Stored items from a collection
------------------------------------

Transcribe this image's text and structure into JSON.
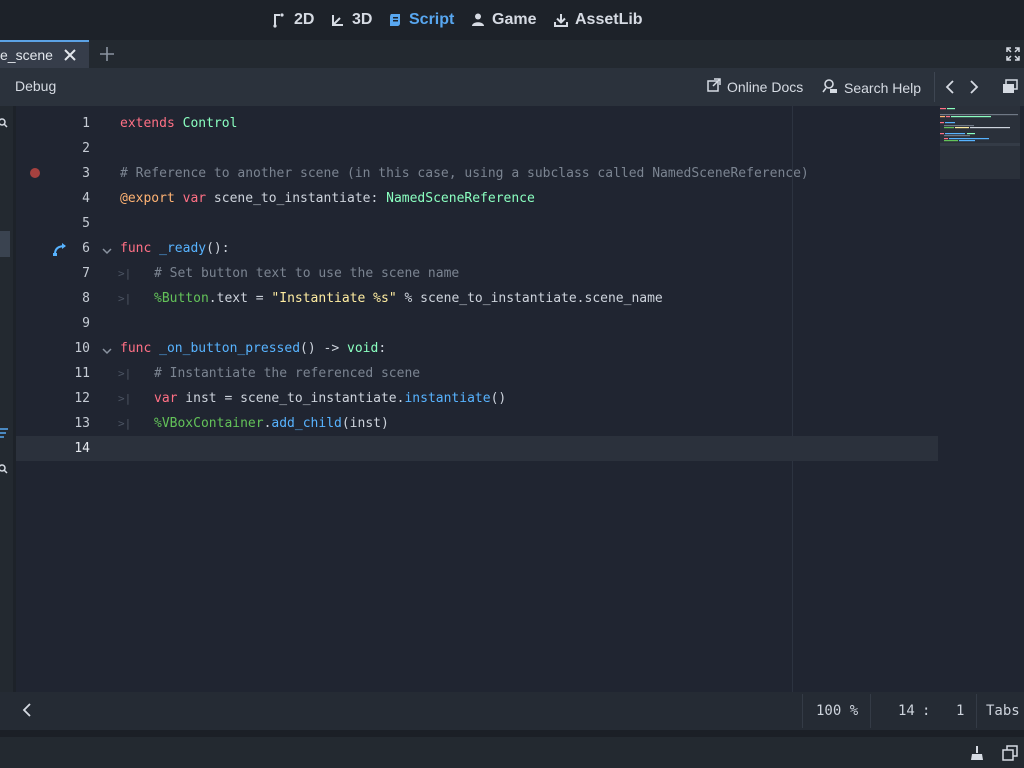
{
  "workspaces": [
    {
      "label": "2D",
      "icon": "2d-icon",
      "active": false
    },
    {
      "label": "3D",
      "icon": "3d-icon",
      "active": false
    },
    {
      "label": "Script",
      "icon": "script-icon",
      "active": true
    },
    {
      "label": "Game",
      "icon": "game-icon",
      "active": false
    },
    {
      "label": "AssetLib",
      "icon": "assetlib-icon",
      "active": false
    }
  ],
  "tabs": [
    {
      "label": "e_scene",
      "active": true
    }
  ],
  "toolbar": {
    "debug": "Debug",
    "online_docs": "Online Docs",
    "search_help": "Search Help"
  },
  "code": {
    "line_numbers": [
      "1",
      "2",
      "3",
      "4",
      "5",
      "6",
      "7",
      "8",
      "9",
      "10",
      "11",
      "12",
      "13",
      "14"
    ],
    "current_line": 14,
    "breakpoint_line": 3,
    "lines": [
      "extends Control",
      "",
      "# Reference to another scene (in this case, using a subclass called NamedSceneReference)",
      "@export var scene_to_instantiate: NamedSceneReference",
      "",
      "func _ready():",
      "# Set button text to use the scene name",
      "%Button.text = \"Instantiate %s\" % scene_to_instantiate.scene_name",
      "",
      "func _on_button_pressed() -> void:",
      "# Instantiate the referenced scene",
      "var inst = scene_to_instantiate.instantiate()",
      "%VBoxContainer.add_child(inst)",
      ""
    ]
  },
  "status": {
    "zoom": "100 %",
    "cursor_line": "14",
    "cursor_sep": ":",
    "cursor_col": "1",
    "indent": "Tabs"
  },
  "colors": {
    "accent": "#58a7f0",
    "keyword": "#ff7085",
    "type": "#8affc0",
    "comment": "#7b8491",
    "string": "#ffeda1",
    "function": "#57b3ff",
    "node_path": "#63c259",
    "annotation": "#ffb373",
    "breakpoint": "#a6413f"
  }
}
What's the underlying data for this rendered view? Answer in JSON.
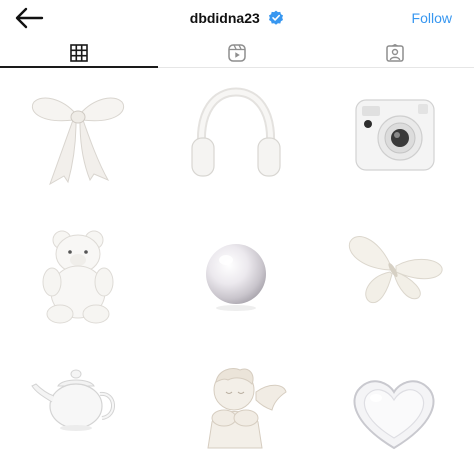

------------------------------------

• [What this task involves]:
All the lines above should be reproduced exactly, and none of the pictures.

• [Exercise solution]:
Transcribe this image's text and structure into JSON.
{
  "workspaces": [
    {
      "label": "2D",
      "icon": "2d-icon",
      "active": false
    },
    {
      "label": "3D",
      "icon": "3d-icon",
      "active": false
    },
    {
      "label": "Script",
      "icon": "script-icon",
      "active": true
    },
    {
      "label": "Game",
      "icon": "game-icon",
      "active": false
    },
    {
      "label": "AssetLib",
      "icon": "assetlib-icon",
      "active": false
    }
  ],
  "tabs": [
    {
      "label": "e_scene",
      "active": true
    }
  ],
  "toolbar": {
    "debug": "Debug",
    "online_docs": "Online Docs",
    "search_help": "Search Help"
  },
  "code": {
    "line_numbers": [
      "1",
      "2",
      "3",
      "4",
      "5",
      "6",
      "7",
      "8",
      "9",
      "10",
      "11",
      "12",
      "13",
      "14"
    ],
    "current_line": 14,
    "breakpoint_line": 3,
    "lines": [
      "extends Control",
      "",
      "# Reference to another scene (in this case, using a subclass called NamedSceneReference)",
      "@export var scene_to_instantiate: NamedSceneReference",
      "",
      "func _ready():",
      "# Set button text to use the scene name",
      "%Button.text = \"Instantiate %s\" % scene_to_instantiate.scene_name",
      "",
      "func _on_button_pressed() -> void:",
      "# Instantiate the referenced scene",
      "var inst = scene_to_instantiate.instantiate()",
      "%VBoxContainer.add_child(inst)",
      ""
    ]
  },
  "status": {
    "zoom": "100 %",
    "cursor_line": "14",
    "cursor_sep": ":",
    "cursor_col": "1",
    "indent": "Tabs"
  },
  "colors": {
    "accent": "#58a7f0",
    "keyword": "#ff7085",
    "type": "#8affc0",
    "comment": "#7b8491",
    "string": "#ffeda1",
    "function": "#57b3ff",
    "node_path": "#63c259",
    "annotation": "#ffb373",
    "breakpoint": "#a6413f"
  }
}
What's the underlying data for this rendered view? Answer in JSON.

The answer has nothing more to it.